* _INSTRUCTIONS TO FOLLOW_: Every record must appear in the answer exactly as it stands.

====

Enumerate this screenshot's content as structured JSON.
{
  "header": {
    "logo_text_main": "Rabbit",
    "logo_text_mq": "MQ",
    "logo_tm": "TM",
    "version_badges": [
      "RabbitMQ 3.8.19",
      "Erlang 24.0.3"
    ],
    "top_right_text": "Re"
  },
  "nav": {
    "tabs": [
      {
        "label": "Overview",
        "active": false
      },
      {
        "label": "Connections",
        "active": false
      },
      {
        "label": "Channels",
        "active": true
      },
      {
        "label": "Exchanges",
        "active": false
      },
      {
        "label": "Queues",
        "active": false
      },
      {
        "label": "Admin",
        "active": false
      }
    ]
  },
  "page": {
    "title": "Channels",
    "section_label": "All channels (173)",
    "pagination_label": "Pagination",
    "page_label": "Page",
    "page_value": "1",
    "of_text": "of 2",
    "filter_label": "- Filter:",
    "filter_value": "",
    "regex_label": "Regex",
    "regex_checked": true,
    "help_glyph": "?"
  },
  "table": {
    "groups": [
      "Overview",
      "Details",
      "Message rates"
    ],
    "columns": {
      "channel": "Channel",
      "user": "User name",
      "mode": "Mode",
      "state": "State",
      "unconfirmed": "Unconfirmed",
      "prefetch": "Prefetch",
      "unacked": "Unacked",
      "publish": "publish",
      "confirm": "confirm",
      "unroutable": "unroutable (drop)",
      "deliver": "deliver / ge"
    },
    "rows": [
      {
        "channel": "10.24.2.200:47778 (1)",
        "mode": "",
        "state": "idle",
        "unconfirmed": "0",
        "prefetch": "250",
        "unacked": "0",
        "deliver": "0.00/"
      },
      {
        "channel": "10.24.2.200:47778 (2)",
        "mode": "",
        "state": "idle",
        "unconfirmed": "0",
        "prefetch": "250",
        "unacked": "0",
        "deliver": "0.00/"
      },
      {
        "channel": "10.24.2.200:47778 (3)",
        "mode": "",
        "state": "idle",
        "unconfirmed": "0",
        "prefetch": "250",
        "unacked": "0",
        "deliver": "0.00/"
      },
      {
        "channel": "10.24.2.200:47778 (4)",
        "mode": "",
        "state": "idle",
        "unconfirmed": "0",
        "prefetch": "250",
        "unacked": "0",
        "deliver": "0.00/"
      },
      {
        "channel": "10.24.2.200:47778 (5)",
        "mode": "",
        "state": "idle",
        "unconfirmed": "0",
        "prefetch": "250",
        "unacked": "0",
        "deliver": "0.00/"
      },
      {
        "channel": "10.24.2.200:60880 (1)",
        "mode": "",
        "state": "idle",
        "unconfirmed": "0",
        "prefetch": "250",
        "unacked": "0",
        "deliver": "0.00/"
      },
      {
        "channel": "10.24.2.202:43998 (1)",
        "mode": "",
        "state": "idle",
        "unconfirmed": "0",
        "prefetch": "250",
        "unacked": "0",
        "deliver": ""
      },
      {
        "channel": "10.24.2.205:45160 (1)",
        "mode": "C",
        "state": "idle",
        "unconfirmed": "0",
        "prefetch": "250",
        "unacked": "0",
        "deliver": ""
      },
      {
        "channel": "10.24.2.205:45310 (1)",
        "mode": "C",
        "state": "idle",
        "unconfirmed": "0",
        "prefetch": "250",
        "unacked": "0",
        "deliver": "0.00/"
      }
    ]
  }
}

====

* _RESULT OF THE EXERCISE_:
Enumerate this screenshot's content as structured JSON.
{
  "header": {
    "logo_text_main": "Rabbit",
    "logo_text_mq": "MQ",
    "logo_tm": "TM",
    "version_badges": [
      "RabbitMQ 3.8.19",
      "Erlang 24.0.3"
    ],
    "top_right_text": "Re"
  },
  "nav": {
    "tabs": [
      {
        "label": "Overview",
        "active": false
      },
      {
        "label": "Connections",
        "active": false
      },
      {
        "label": "Channels",
        "active": true
      },
      {
        "label": "Exchanges",
        "active": false
      },
      {
        "label": "Queues",
        "active": false
      },
      {
        "label": "Admin",
        "active": false
      }
    ]
  },
  "page": {
    "title": "Channels",
    "section_label": "All channels (173)",
    "pagination_label": "Pagination",
    "page_label": "Page",
    "page_value": "1",
    "of_text": "of 2",
    "filter_label": "- Filter:",
    "filter_value": "",
    "regex_label": "Regex",
    "regex_checked": true,
    "help_glyph": "?"
  },
  "table": {
    "groups": [
      "Overview",
      "Details",
      "Message rates"
    ],
    "columns": {
      "channel": "Channel",
      "user": "User name",
      "mode": "Mode",
      "state": "State",
      "unconfirmed": "Unconfirmed",
      "prefetch": "Prefetch",
      "unacked": "Unacked",
      "publish": "publish",
      "confirm": "confirm",
      "unroutable": "unroutable (drop)",
      "deliver": "deliver / ge"
    },
    "rows": [
      {
        "channel": "10.24.2.200:47778 (1)",
        "mode": "",
        "state": "idle",
        "unconfirmed": "0",
        "prefetch": "250",
        "unacked": "0",
        "deliver": "0.00/"
      },
      {
        "channel": "10.24.2.200:47778 (2)",
        "mode": "",
        "state": "idle",
        "unconfirmed": "0",
        "prefetch": "250",
        "unacked": "0",
        "deliver": "0.00/"
      },
      {
        "channel": "10.24.2.200:47778 (3)",
        "mode": "",
        "state": "idle",
        "unconfirmed": "0",
        "prefetch": "250",
        "unacked": "0",
        "deliver": "0.00/"
      },
      {
        "channel": "10.24.2.200:47778 (4)",
        "mode": "",
        "state": "idle",
        "unconfirmed": "0",
        "prefetch": "250",
        "unacked": "0",
        "deliver": "0.00/"
      },
      {
        "channel": "10.24.2.200:47778 (5)",
        "mode": "",
        "state": "idle",
        "unconfirmed": "0",
        "prefetch": "250",
        "unacked": "0",
        "deliver": "0.00/"
      },
      {
        "channel": "10.24.2.200:60880 (1)",
        "mode": "",
        "state": "idle",
        "unconfirmed": "0",
        "prefetch": "250",
        "unacked": "0",
        "deliver": "0.00/"
      },
      {
        "channel": "10.24.2.202:43998 (1)",
        "mode": "",
        "state": "idle",
        "unconfirmed": "0",
        "prefetch": "250",
        "unacked": "0",
        "deliver": ""
      },
      {
        "channel": "10.24.2.205:45160 (1)",
        "mode": "C",
        "state": "idle",
        "unconfirmed": "0",
        "prefetch": "250",
        "unacked": "0",
        "deliver": ""
      },
      {
        "channel": "10.24.2.205:45310 (1)",
        "mode": "C",
        "state": "idle",
        "unconfirmed": "0",
        "prefetch": "250",
        "unacked": "0",
        "deliver": "0.00/"
      }
    ]
  }
}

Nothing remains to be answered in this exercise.